Persephone is forced to commute between Hades and the surface, but as the daughter of two of the top Olympians, I doubt she could actually die.
Baldur does straight-up die, but it’s said that he could have come back if it weren’t for Loki‘s interference, and he actually will return to life after most of the other gods bite the dust at Ragnarok.
And would Ganesh losing his head and having it replaced count as a resurrection?
Also, early Christians disagreed on the exact nature of Jesus’ resurrection, as well as whether or not he was actually God. The orthodox answer was kind of similar to that of avatars in Hinduism. The Greek and Norse gods would hang out on Earth incognito, but I don’t know of any stories of their flat-out living an entire human life from birth to death.
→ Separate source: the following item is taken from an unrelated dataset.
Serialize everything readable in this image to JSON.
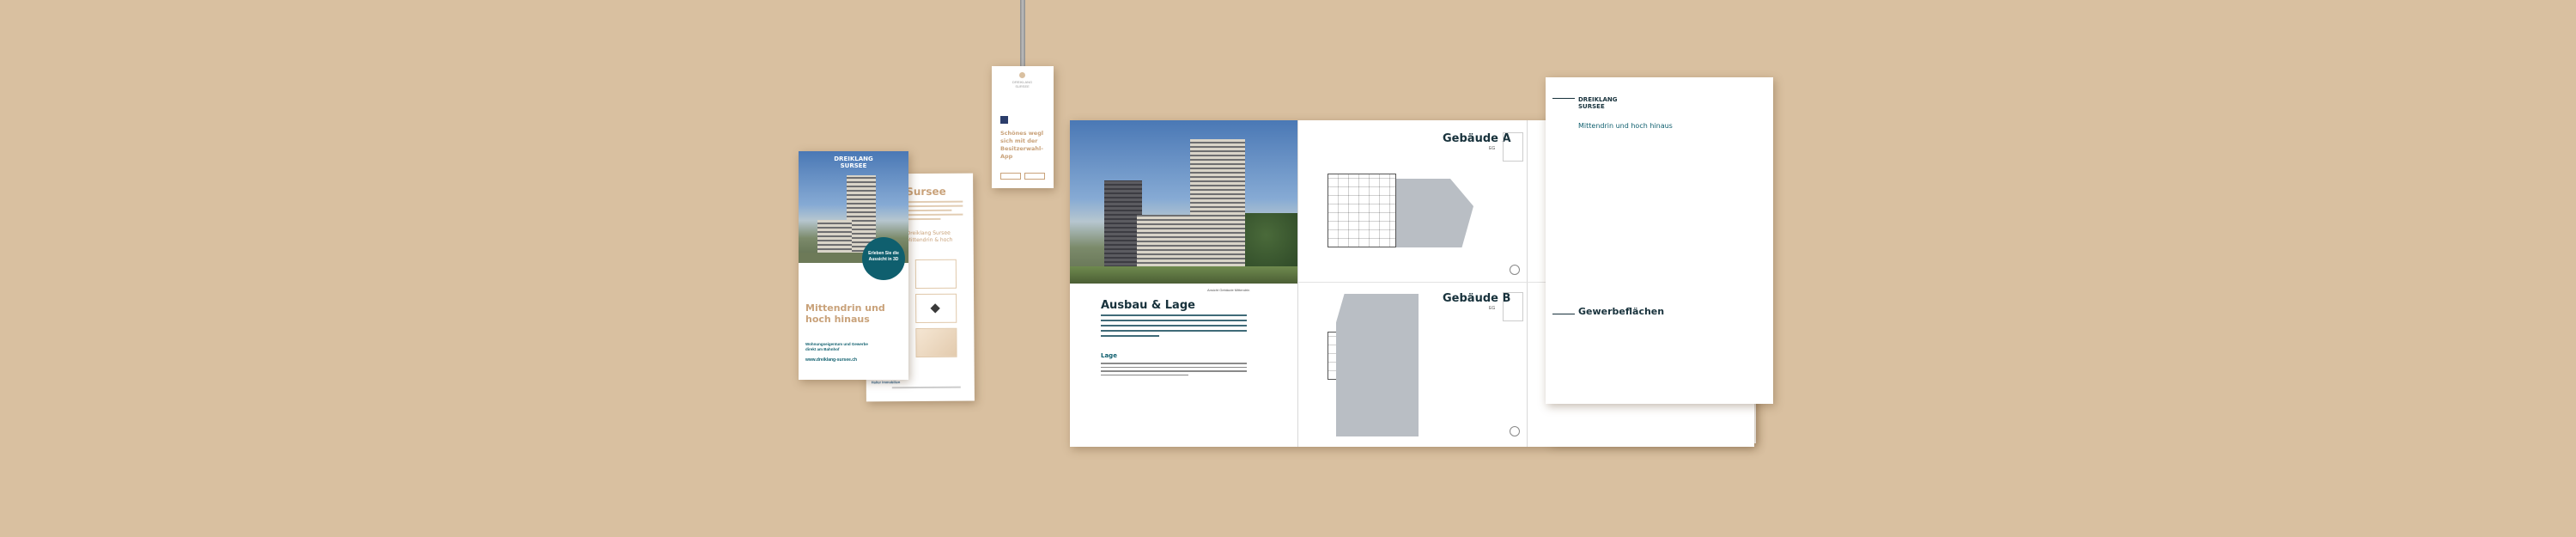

On the other hand, Krishna didn’t have his earthly body restored after dying, but just returned to being Vishnu.
The Trinity can perhaps also be linked to the Hindu Trimurti, but many other religions have gods taking on multiple aspects.
I couldn’t say whether there was actual Indian influence on early Christianity, or vice versa for that matter. The orthodox Christian view does seem to incorporate both Jewish and pagan elements, but that doesn’t mean it directly parallels anything else. Certainly, a lot of things Christians seem to take for granted wouldn’t have really fit into a first-century Jewish mindset, at least from what I know of it. There were ideas that the Messiah could be either an Earthly king or a heavenly being, but I don’t know of one that he’d actually be God in the flesh, or that he would suffer and die for humanity, come back to life, be born of a virgin, release people from the Law of Moses (I doubt many of them would have seen that as something from which they’d WANT to be free), or fulfill a bunch of scripture that wasn’t previously regarded as messianic prophecy. For that matter, Jesus as the ultimate sacrifice is based on the Jewish notion of animal sacrifice to atone for sin, but that wasn’t the ONLY purpose of the sacrificial system. It’s strange that there are still Christians who insist the Jews of the time rejected their Messiah, when Jesus didn’t really do anything the Messiah was supposed to do. Even if there HAD been proof that he came back from the dead (and I don’t think there was), there are other scriptural accounts of people coming back to life, and they weren’t worshipped. There are also stories of people who aren’t on God’s side being able to do miraculous deeds. Perhaps that’s part of why, despite deriving from Judaism and being centered around a Jew, Christianity caught on more with gentiles. They might have seen some appealing similarities to their previous beliefs, but that doesn’t make it a direct rip-off of Horus or Osiris.
You have to turn the crank and listen to “Pop Goes the Weasel” before Jesus comes out.